> Task directions
Please print the entries exactly, omitting each image.

Dataset rows describing interfaces
--- --- ---
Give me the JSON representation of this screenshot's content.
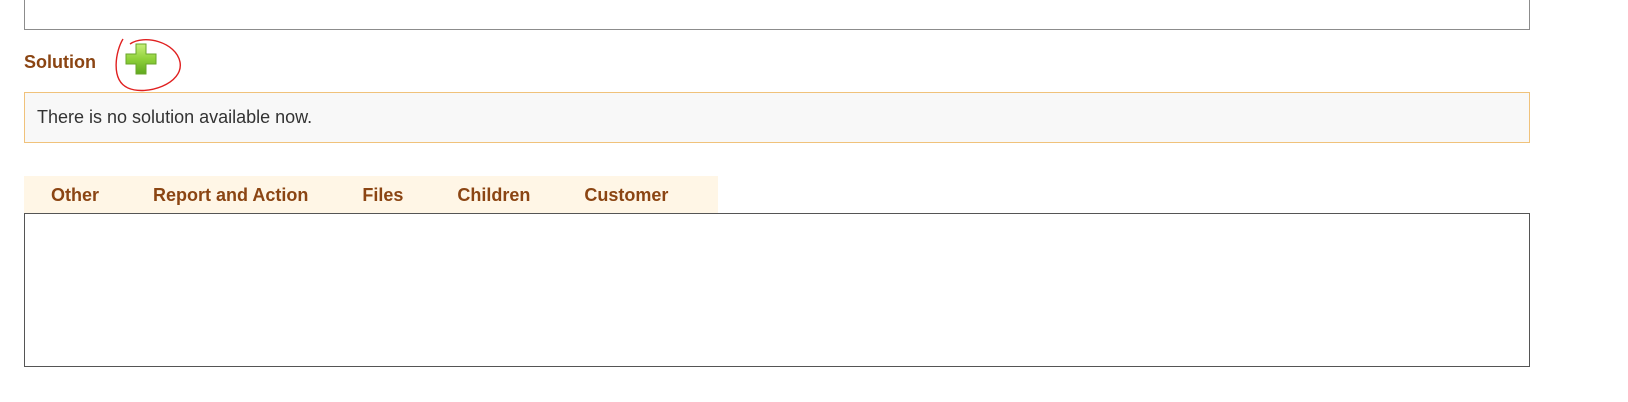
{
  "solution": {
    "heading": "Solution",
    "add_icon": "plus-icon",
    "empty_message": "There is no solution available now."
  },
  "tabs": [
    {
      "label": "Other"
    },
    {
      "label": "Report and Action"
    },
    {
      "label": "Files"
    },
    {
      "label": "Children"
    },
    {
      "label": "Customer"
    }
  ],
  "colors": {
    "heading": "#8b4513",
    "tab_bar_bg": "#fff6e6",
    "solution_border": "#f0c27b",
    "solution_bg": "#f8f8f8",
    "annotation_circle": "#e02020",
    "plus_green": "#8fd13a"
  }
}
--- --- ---
> Solution below
Give me the JSON representation of this screenshot's content.
{
  "solution": {
    "heading": "Solution",
    "add_icon": "plus-icon",
    "empty_message": "There is no solution available now."
  },
  "tabs": [
    {
      "label": "Other"
    },
    {
      "label": "Report and Action"
    },
    {
      "label": "Files"
    },
    {
      "label": "Children"
    },
    {
      "label": "Customer"
    }
  ],
  "colors": {
    "heading": "#8b4513",
    "tab_bar_bg": "#fff6e6",
    "solution_border": "#f0c27b",
    "solution_bg": "#f8f8f8",
    "annotation_circle": "#e02020",
    "plus_green": "#8fd13a"
  }
}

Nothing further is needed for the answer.